= Beginning of Section =

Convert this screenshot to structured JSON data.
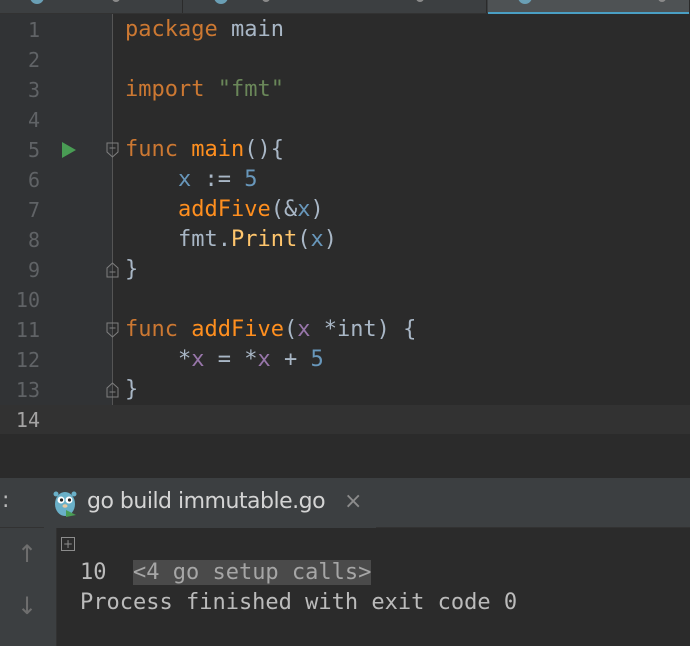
{
  "editor": {
    "lines": [
      {
        "num": "1",
        "tokens": [
          [
            "kw",
            "package"
          ],
          [
            "plain",
            " main"
          ]
        ]
      },
      {
        "num": "2",
        "tokens": []
      },
      {
        "num": "3",
        "tokens": [
          [
            "kw",
            "import"
          ],
          [
            "plain",
            " "
          ],
          [
            "str",
            "\"fmt\""
          ]
        ]
      },
      {
        "num": "4",
        "tokens": []
      },
      {
        "num": "5",
        "tokens": [
          [
            "kw",
            "func"
          ],
          [
            "plain",
            " "
          ],
          [
            "fn",
            "main"
          ],
          [
            "plain",
            "(){"
          ]
        ],
        "run": true,
        "fold": "open"
      },
      {
        "num": "6",
        "tokens": [
          [
            "plain",
            "    "
          ],
          [
            "var",
            "x"
          ],
          [
            "plain",
            " := "
          ],
          [
            "num",
            "5"
          ]
        ]
      },
      {
        "num": "7",
        "tokens": [
          [
            "plain",
            "    "
          ],
          [
            "fn",
            "addFive"
          ],
          [
            "plain",
            "(&"
          ],
          [
            "var",
            "x"
          ],
          [
            "plain",
            ")"
          ]
        ]
      },
      {
        "num": "8",
        "tokens": [
          [
            "plain",
            "    fmt."
          ],
          [
            "call",
            "Print"
          ],
          [
            "plain",
            "("
          ],
          [
            "var",
            "x"
          ],
          [
            "plain",
            ")"
          ]
        ]
      },
      {
        "num": "9",
        "tokens": [
          [
            "plain",
            "}"
          ]
        ],
        "fold": "close"
      },
      {
        "num": "10",
        "tokens": []
      },
      {
        "num": "11",
        "tokens": [
          [
            "kw",
            "func"
          ],
          [
            "plain",
            " "
          ],
          [
            "fn",
            "addFive"
          ],
          [
            "plain",
            "("
          ],
          [
            "pvar",
            "x"
          ],
          [
            "plain",
            " *int) {"
          ]
        ],
        "fold": "open"
      },
      {
        "num": "12",
        "tokens": [
          [
            "plain",
            "    *"
          ],
          [
            "pvar",
            "x"
          ],
          [
            "plain",
            " = *"
          ],
          [
            "pvar",
            "x"
          ],
          [
            "plain",
            " + "
          ],
          [
            "num",
            "5"
          ]
        ]
      },
      {
        "num": "13",
        "tokens": [
          [
            "plain",
            "}"
          ]
        ],
        "fold": "close"
      },
      {
        "num": "14",
        "tokens": [],
        "current": true
      }
    ]
  },
  "run_panel": {
    "colon": ":",
    "tab_label": "go build immutable.go",
    "close_glyph": "×"
  },
  "console": {
    "expand_glyph": "+",
    "setup_calls": "<4 go setup calls>",
    "output_line": "10",
    "exit_line": "Process finished with exit code 0",
    "up_arrow": "↑",
    "down_arrow": "↓"
  },
  "colors": {
    "keyword": "#cc7832",
    "string": "#6a8759",
    "function": "#ff8f1f",
    "number": "#6897bb",
    "param": "#9876aa",
    "call": "#ffc66d",
    "run_icon": "#499c54",
    "tab_underline": "#4a9fc4"
  }
}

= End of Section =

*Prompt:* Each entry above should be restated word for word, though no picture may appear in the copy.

*Expected answer:*
Convert this screenshot to structured JSON data.
{
  "editor": {
    "lines": [
      {
        "num": "1",
        "tokens": [
          [
            "kw",
            "package"
          ],
          [
            "plain",
            " main"
          ]
        ]
      },
      {
        "num": "2",
        "tokens": []
      },
      {
        "num": "3",
        "tokens": [
          [
            "kw",
            "import"
          ],
          [
            "plain",
            " "
          ],
          [
            "str",
            "\"fmt\""
          ]
        ]
      },
      {
        "num": "4",
        "tokens": []
      },
      {
        "num": "5",
        "tokens": [
          [
            "kw",
            "func"
          ],
          [
            "plain",
            " "
          ],
          [
            "fn",
            "main"
          ],
          [
            "plain",
            "(){"
          ]
        ],
        "run": true,
        "fold": "open"
      },
      {
        "num": "6",
        "tokens": [
          [
            "plain",
            "    "
          ],
          [
            "var",
            "x"
          ],
          [
            "plain",
            " := "
          ],
          [
            "num",
            "5"
          ]
        ]
      },
      {
        "num": "7",
        "tokens": [
          [
            "plain",
            "    "
          ],
          [
            "fn",
            "addFive"
          ],
          [
            "plain",
            "(&"
          ],
          [
            "var",
            "x"
          ],
          [
            "plain",
            ")"
          ]
        ]
      },
      {
        "num": "8",
        "tokens": [
          [
            "plain",
            "    fmt."
          ],
          [
            "call",
            "Print"
          ],
          [
            "plain",
            "("
          ],
          [
            "var",
            "x"
          ],
          [
            "plain",
            ")"
          ]
        ]
      },
      {
        "num": "9",
        "tokens": [
          [
            "plain",
            "}"
          ]
        ],
        "fold": "close"
      },
      {
        "num": "10",
        "tokens": []
      },
      {
        "num": "11",
        "tokens": [
          [
            "kw",
            "func"
          ],
          [
            "plain",
            " "
          ],
          [
            "fn",
            "addFive"
          ],
          [
            "plain",
            "("
          ],
          [
            "pvar",
            "x"
          ],
          [
            "plain",
            " *int) {"
          ]
        ],
        "fold": "open"
      },
      {
        "num": "12",
        "tokens": [
          [
            "plain",
            "    *"
          ],
          [
            "pvar",
            "x"
          ],
          [
            "plain",
            " = *"
          ],
          [
            "pvar",
            "x"
          ],
          [
            "plain",
            " + "
          ],
          [
            "num",
            "5"
          ]
        ]
      },
      {
        "num": "13",
        "tokens": [
          [
            "plain",
            "}"
          ]
        ],
        "fold": "close"
      },
      {
        "num": "14",
        "tokens": [],
        "current": true
      }
    ]
  },
  "run_panel": {
    "colon": ":",
    "tab_label": "go build immutable.go",
    "close_glyph": "×"
  },
  "console": {
    "expand_glyph": "+",
    "setup_calls": "<4 go setup calls>",
    "output_line": "10",
    "exit_line": "Process finished with exit code 0",
    "up_arrow": "↑",
    "down_arrow": "↓"
  },
  "colors": {
    "keyword": "#cc7832",
    "string": "#6a8759",
    "function": "#ff8f1f",
    "number": "#6897bb",
    "param": "#9876aa",
    "call": "#ffc66d",
    "run_icon": "#499c54",
    "tab_underline": "#4a9fc4"
  }
}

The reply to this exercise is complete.